WHAT YOU NEED TO DO: Type every record exactly as it appears.

DATASET section start

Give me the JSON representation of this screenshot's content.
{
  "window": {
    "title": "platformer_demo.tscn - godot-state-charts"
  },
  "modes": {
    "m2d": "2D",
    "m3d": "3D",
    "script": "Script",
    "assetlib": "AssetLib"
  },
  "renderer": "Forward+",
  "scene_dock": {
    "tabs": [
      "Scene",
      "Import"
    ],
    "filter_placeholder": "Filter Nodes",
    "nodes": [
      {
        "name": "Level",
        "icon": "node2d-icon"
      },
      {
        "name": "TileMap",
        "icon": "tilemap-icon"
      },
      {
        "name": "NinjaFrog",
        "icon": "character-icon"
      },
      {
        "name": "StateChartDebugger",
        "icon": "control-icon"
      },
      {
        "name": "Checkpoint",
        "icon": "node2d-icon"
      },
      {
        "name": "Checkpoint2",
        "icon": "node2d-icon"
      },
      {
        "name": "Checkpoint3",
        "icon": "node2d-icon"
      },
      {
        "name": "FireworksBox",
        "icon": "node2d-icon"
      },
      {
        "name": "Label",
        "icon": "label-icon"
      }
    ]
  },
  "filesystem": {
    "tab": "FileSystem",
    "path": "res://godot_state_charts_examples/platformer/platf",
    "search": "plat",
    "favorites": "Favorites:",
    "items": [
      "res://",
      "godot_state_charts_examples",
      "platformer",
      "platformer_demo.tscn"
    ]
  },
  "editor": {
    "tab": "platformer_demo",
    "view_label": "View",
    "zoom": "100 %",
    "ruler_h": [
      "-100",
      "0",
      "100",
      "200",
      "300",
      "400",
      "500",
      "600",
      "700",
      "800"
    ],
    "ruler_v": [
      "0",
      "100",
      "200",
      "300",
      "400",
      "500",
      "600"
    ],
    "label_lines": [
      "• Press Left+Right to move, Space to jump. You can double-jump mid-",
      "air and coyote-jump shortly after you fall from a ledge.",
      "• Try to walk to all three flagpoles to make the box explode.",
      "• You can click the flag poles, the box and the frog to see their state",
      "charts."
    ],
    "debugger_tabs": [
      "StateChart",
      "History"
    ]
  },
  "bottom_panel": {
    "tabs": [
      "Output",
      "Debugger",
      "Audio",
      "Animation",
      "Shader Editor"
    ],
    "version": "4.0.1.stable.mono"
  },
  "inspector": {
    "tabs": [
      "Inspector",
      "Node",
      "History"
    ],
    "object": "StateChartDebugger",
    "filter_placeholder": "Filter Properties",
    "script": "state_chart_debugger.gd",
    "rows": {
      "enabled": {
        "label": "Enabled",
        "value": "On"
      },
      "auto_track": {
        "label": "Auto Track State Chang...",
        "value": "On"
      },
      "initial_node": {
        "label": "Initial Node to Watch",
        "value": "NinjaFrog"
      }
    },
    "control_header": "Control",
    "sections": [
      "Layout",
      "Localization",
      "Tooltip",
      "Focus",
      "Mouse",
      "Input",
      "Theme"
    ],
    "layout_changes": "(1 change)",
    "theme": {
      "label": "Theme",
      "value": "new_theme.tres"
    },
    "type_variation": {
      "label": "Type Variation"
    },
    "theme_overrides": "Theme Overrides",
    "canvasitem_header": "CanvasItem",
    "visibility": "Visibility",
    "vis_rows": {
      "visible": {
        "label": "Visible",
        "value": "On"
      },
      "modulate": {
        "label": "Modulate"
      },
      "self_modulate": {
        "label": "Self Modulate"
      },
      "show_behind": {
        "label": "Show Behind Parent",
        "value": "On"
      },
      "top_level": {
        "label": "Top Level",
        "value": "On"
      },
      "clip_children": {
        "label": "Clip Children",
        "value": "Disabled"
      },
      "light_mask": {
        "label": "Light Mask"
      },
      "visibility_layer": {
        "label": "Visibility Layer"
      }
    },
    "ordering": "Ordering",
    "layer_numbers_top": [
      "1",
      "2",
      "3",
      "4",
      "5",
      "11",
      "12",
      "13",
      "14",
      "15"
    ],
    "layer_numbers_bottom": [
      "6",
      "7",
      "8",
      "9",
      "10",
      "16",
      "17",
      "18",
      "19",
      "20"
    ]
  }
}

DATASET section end

TASK ANSWER:
Give me the JSON representation of this screenshot's content.
{
  "window": {
    "title": "platformer_demo.tscn - godot-state-charts"
  },
  "modes": {
    "m2d": "2D",
    "m3d": "3D",
    "script": "Script",
    "assetlib": "AssetLib"
  },
  "renderer": "Forward+",
  "scene_dock": {
    "tabs": [
      "Scene",
      "Import"
    ],
    "filter_placeholder": "Filter Nodes",
    "nodes": [
      {
        "name": "Level",
        "icon": "node2d-icon"
      },
      {
        "name": "TileMap",
        "icon": "tilemap-icon"
      },
      {
        "name": "NinjaFrog",
        "icon": "character-icon"
      },
      {
        "name": "StateChartDebugger",
        "icon": "control-icon"
      },
      {
        "name": "Checkpoint",
        "icon": "node2d-icon"
      },
      {
        "name": "Checkpoint2",
        "icon": "node2d-icon"
      },
      {
        "name": "Checkpoint3",
        "icon": "node2d-icon"
      },
      {
        "name": "FireworksBox",
        "icon": "node2d-icon"
      },
      {
        "name": "Label",
        "icon": "label-icon"
      }
    ]
  },
  "filesystem": {
    "tab": "FileSystem",
    "path": "res://godot_state_charts_examples/platformer/platf",
    "search": "plat",
    "favorites": "Favorites:",
    "items": [
      "res://",
      "godot_state_charts_examples",
      "platformer",
      "platformer_demo.tscn"
    ]
  },
  "editor": {
    "tab": "platformer_demo",
    "view_label": "View",
    "zoom": "100 %",
    "ruler_h": [
      "-100",
      "0",
      "100",
      "200",
      "300",
      "400",
      "500",
      "600",
      "700",
      "800"
    ],
    "ruler_v": [
      "0",
      "100",
      "200",
      "300",
      "400",
      "500",
      "600"
    ],
    "label_lines": [
      "• Press Left+Right to move, Space to jump. You can double-jump mid-",
      "air and coyote-jump shortly after you fall from a ledge.",
      "• Try to walk to all three flagpoles to make the box explode.",
      "• You can click the flag poles, the box and the frog to see their state",
      "charts."
    ],
    "debugger_tabs": [
      "StateChart",
      "History"
    ]
  },
  "bottom_panel": {
    "tabs": [
      "Output",
      "Debugger",
      "Audio",
      "Animation",
      "Shader Editor"
    ],
    "version": "4.0.1.stable.mono"
  },
  "inspector": {
    "tabs": [
      "Inspector",
      "Node",
      "History"
    ],
    "object": "StateChartDebugger",
    "filter_placeholder": "Filter Properties",
    "script": "state_chart_debugger.gd",
    "rows": {
      "enabled": {
        "label": "Enabled",
        "value": "On"
      },
      "auto_track": {
        "label": "Auto Track State Chang...",
        "value": "On"
      },
      "initial_node": {
        "label": "Initial Node to Watch",
        "value": "NinjaFrog"
      }
    },
    "control_header": "Control",
    "sections": [
      "Layout",
      "Localization",
      "Tooltip",
      "Focus",
      "Mouse",
      "Input",
      "Theme"
    ],
    "layout_changes": "(1 change)",
    "theme": {
      "label": "Theme",
      "value": "new_theme.tres"
    },
    "type_variation": {
      "label": "Type Variation"
    },
    "theme_overrides": "Theme Overrides",
    "canvasitem_header": "CanvasItem",
    "visibility": "Visibility",
    "vis_rows": {
      "visible": {
        "label": "Visible",
        "value": "On"
      },
      "modulate": {
        "label": "Modulate"
      },
      "self_modulate": {
        "label": "Self Modulate"
      },
      "show_behind": {
        "label": "Show Behind Parent",
        "value": "On"
      },
      "top_level": {
        "label": "Top Level",
        "value": "On"
      },
      "clip_children": {
        "label": "Clip Children",
        "value": "Disabled"
      },
      "light_mask": {
        "label": "Light Mask"
      },
      "visibility_layer": {
        "label": "Visibility Layer"
      }
    },
    "ordering": "Ordering",
    "layer_numbers_top": [
      "1",
      "2",
      "3",
      "4",
      "5",
      "11",
      "12",
      "13",
      "14",
      "15"
    ],
    "layer_numbers_bottom": [
      "6",
      "7",
      "8",
      "9",
      "10",
      "16",
      "17",
      "18",
      "19",
      "20"
    ]
  }
}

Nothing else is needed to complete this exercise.